Data analysts are increasingly using biometric data in sport to work closely with athletes. By investing considerable time in understanding what questions to ask of the data and then identifying the most important data points to remove guesswork, assumptions or hypothesis, biometric data monitors athletic performance and prevents potential injuries with the goal of continuously improving teamwork and overall sporting success.
Because professional sailing teams use the same boats, technology and equipment each year, yacht racing teams rely on the performance of their individual sailors and racing teams to win at competition stage.

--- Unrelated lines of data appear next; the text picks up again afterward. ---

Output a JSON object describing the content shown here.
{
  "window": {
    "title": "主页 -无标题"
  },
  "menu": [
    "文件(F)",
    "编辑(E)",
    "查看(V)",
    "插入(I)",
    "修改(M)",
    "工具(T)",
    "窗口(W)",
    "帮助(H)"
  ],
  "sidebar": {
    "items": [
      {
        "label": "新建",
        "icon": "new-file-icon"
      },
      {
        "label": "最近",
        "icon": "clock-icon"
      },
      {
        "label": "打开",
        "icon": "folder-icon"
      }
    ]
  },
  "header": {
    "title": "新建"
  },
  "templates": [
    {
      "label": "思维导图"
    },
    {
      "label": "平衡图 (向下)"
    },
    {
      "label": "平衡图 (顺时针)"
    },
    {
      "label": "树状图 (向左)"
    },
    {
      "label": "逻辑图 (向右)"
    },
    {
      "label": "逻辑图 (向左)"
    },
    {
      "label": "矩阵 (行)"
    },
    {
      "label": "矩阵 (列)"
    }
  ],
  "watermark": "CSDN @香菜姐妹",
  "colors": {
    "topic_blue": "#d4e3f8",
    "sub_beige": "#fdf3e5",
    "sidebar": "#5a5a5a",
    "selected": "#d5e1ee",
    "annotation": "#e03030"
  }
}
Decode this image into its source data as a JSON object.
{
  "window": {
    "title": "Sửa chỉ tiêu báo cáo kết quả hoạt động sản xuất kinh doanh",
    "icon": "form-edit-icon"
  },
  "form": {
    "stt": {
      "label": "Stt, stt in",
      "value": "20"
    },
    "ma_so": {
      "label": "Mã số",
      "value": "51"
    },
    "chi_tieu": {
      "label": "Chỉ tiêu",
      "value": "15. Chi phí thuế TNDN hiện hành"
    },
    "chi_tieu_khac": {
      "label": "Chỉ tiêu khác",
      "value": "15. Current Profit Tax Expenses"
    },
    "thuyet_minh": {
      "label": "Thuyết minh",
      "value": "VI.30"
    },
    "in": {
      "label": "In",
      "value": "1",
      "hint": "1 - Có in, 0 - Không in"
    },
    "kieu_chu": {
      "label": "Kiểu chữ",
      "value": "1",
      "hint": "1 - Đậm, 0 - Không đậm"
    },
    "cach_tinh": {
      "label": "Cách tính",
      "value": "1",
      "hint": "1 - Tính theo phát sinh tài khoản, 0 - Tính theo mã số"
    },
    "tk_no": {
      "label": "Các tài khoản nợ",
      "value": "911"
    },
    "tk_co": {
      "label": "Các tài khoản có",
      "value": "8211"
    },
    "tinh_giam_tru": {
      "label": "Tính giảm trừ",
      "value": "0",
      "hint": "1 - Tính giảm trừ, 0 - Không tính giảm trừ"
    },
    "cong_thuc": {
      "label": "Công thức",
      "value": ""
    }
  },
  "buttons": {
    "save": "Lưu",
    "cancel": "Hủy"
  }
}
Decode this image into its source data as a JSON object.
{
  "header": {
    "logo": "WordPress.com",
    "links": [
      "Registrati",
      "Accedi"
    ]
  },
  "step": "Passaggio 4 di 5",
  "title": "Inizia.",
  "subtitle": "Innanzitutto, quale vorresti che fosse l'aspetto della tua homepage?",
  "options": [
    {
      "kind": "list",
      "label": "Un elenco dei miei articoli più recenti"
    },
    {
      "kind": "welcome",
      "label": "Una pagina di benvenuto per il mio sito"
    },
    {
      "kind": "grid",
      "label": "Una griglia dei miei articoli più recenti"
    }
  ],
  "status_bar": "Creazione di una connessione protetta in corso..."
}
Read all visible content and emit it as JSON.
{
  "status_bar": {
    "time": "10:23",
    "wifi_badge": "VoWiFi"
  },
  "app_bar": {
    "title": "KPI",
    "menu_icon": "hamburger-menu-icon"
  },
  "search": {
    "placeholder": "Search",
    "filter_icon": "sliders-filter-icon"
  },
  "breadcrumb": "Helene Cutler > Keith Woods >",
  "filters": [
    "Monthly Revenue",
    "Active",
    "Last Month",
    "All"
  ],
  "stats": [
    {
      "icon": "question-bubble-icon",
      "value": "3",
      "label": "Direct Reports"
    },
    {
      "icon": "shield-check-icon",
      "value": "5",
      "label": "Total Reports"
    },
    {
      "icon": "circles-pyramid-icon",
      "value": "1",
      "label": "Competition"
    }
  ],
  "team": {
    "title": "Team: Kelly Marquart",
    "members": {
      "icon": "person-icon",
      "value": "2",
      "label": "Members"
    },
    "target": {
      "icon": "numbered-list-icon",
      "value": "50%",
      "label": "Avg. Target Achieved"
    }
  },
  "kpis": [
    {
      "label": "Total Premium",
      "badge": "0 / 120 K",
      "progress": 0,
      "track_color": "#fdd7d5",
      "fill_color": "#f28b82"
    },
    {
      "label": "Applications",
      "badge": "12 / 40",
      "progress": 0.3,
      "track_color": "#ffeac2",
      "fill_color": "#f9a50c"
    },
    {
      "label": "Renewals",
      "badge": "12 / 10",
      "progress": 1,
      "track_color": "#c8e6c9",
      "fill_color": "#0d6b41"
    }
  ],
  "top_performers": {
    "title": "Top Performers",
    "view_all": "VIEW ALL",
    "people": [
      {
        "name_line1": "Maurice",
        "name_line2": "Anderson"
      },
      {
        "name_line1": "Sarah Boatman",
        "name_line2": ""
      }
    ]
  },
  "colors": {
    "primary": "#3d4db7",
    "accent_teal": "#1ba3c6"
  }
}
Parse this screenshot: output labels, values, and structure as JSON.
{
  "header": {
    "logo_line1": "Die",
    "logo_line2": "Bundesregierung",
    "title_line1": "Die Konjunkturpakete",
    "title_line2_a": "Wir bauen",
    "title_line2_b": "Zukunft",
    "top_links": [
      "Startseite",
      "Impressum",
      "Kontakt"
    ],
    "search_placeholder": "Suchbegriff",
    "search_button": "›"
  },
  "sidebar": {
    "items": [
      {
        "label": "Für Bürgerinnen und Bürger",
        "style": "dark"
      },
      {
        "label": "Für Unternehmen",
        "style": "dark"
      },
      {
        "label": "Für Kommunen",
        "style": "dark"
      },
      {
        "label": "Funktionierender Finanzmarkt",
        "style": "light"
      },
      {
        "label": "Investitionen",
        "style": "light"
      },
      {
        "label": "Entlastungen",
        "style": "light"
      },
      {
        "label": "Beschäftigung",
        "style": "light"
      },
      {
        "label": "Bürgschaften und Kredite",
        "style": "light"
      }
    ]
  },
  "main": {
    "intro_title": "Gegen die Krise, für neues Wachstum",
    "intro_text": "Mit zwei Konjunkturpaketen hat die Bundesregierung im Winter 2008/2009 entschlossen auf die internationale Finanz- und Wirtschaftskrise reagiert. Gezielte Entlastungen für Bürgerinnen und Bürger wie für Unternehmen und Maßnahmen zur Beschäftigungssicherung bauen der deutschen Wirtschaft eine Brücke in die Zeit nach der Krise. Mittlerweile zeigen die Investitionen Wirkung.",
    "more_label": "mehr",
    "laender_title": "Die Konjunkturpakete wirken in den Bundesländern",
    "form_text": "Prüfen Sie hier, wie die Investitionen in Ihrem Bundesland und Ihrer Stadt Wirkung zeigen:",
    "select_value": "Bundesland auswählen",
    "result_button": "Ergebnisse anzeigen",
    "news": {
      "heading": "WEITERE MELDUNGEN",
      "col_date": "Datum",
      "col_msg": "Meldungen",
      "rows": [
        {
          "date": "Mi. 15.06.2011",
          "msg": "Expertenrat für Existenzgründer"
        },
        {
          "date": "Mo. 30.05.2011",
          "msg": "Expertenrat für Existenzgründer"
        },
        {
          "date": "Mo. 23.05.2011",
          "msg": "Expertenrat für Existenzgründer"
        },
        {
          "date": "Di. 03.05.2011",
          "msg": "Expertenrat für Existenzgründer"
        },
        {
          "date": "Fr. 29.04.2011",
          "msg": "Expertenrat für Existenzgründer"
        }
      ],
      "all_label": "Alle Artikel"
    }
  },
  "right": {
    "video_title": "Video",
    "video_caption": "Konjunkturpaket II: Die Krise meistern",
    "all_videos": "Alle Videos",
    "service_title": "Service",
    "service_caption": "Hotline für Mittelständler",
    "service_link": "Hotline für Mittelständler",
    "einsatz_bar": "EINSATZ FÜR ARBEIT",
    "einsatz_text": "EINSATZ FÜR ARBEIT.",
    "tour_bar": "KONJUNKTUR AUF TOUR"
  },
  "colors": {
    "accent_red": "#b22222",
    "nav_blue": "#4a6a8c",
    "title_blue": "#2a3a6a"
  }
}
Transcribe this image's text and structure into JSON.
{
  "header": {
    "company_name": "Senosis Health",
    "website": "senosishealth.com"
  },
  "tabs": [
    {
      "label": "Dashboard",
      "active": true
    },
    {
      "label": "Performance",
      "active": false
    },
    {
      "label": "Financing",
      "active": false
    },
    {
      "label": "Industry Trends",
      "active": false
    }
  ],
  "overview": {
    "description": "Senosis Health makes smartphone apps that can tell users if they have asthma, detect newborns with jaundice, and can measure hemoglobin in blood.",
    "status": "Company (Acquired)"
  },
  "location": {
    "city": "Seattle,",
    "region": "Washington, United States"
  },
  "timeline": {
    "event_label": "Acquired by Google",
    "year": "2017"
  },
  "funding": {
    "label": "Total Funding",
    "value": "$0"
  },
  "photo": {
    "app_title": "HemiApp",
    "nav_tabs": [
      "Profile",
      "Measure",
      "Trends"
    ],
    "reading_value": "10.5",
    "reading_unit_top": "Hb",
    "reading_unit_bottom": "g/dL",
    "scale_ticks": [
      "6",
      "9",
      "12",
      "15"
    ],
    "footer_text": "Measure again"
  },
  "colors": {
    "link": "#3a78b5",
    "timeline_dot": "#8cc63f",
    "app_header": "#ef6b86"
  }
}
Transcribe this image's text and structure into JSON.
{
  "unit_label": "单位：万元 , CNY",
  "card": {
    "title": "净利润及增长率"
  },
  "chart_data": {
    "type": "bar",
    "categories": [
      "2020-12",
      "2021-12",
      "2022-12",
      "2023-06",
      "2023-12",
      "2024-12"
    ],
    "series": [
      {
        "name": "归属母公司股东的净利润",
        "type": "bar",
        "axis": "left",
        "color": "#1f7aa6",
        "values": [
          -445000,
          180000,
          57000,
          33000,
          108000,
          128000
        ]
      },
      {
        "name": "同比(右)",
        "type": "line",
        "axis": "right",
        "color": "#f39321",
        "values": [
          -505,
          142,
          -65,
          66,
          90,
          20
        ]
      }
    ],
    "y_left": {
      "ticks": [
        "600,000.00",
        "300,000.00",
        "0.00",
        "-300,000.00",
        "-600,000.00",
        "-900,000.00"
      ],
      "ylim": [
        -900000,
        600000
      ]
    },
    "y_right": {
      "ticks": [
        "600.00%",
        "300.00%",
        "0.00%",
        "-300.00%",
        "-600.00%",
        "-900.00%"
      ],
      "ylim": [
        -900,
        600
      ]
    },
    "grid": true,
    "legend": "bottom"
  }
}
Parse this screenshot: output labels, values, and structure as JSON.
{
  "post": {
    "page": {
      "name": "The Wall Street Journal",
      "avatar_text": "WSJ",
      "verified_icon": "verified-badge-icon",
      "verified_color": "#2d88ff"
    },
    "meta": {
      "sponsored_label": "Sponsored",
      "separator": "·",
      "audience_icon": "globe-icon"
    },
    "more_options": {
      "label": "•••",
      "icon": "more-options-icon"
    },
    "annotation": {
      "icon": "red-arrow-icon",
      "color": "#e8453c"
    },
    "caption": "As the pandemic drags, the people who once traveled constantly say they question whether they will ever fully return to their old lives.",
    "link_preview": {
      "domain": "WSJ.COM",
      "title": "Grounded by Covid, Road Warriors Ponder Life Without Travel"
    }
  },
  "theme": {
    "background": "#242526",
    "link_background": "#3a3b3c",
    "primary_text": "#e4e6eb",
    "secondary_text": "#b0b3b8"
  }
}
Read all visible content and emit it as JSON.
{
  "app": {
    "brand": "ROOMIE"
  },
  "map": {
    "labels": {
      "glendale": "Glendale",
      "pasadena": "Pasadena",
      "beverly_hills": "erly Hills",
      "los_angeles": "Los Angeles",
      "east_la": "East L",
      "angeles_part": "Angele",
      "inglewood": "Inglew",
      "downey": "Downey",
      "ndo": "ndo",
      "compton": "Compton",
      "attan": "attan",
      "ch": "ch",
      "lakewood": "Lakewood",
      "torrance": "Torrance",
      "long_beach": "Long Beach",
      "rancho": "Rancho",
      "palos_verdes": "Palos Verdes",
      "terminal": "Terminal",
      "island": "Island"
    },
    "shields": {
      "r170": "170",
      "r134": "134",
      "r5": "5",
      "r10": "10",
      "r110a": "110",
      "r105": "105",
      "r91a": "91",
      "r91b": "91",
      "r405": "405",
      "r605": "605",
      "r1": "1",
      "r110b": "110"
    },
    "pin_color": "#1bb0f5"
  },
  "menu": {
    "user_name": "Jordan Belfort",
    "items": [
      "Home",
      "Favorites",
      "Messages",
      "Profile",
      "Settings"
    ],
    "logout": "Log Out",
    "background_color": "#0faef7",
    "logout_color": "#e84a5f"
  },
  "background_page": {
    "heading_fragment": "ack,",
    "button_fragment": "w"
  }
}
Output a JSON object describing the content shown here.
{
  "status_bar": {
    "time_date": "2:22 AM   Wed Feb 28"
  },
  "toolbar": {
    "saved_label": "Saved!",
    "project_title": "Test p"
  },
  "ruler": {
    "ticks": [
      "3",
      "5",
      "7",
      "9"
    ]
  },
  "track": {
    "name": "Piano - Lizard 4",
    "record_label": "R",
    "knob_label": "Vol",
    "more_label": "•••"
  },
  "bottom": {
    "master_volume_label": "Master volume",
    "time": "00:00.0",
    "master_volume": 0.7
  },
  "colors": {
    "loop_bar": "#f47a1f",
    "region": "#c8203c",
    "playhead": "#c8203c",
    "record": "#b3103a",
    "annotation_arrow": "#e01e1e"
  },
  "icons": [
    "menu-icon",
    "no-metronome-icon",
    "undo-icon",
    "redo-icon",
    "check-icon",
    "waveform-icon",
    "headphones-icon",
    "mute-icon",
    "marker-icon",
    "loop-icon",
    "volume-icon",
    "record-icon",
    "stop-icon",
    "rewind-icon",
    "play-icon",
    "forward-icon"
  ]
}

Biometric data helps yacht racing teams to collect data even when sailors are the middle of nowhere. Sailors must navigate all kinds of weather and ocean conditions. If mental fatigue reduces performance, physical decline is a major risk factor in losing a yacht race. Seasickness, skin infections, poor sleep patterns, wasting muscles and a lack of proper food can be identified by biometric data, which can then guide treatment options to prevent illness.
Yacht racing teams such as AzkoNobel in the Volvo Ocean Race are using software to track sailors’ individual performance through biometric data from wearable devices. The performance manager can verify athletes’ vitals 24 hours a day, analyze their physical conditions and correlate with sailing results.
Biometric data is also helping teams to use sleep to increase racing performance. Yacht racing crew members usually get a maximum of 4-6 hours of sleep a night. With biometric data, the performance manager can verify that each sailor meets their sleep goals and assess the impact of time-zone changes or sleep during daylight hours, so the team can adjust according to the trend.
The next step for biometric data in the Marine industry will be to include weather data so that teams can see how weather affects crew performance.
Whether sharing medical information, on- and off-season testing for performance enhancers or obtaining permission for off-season activities, athletes are used to surrendering some privacy rights. However, new biometric tracking technologies are going even further: they can continuously collect data for long periods of time, and this data is typically uploaded to an external or cloud server where it can be accessed by multiple people. Some argue that biometric data’s precise and objective outputs reduce the power and ability of sailors to speak for themselves when it comes to personal capabilities.
In the EU and Canada, a person maintains ownership of his or her biodata. In the UK, the GDPR (General Data Protection Regulation) and the Data Protection Bill protect all athletes. However, in the US biometric data is owned by the company or team that acquires it, and even outside of America some racing clubs are finding loopholes that breach confidentiality to enable further research.
Whilst legality around biometric data is still being resolved, many yacht racing teams are already adopting the use of data in an ethical way and finding real performance success.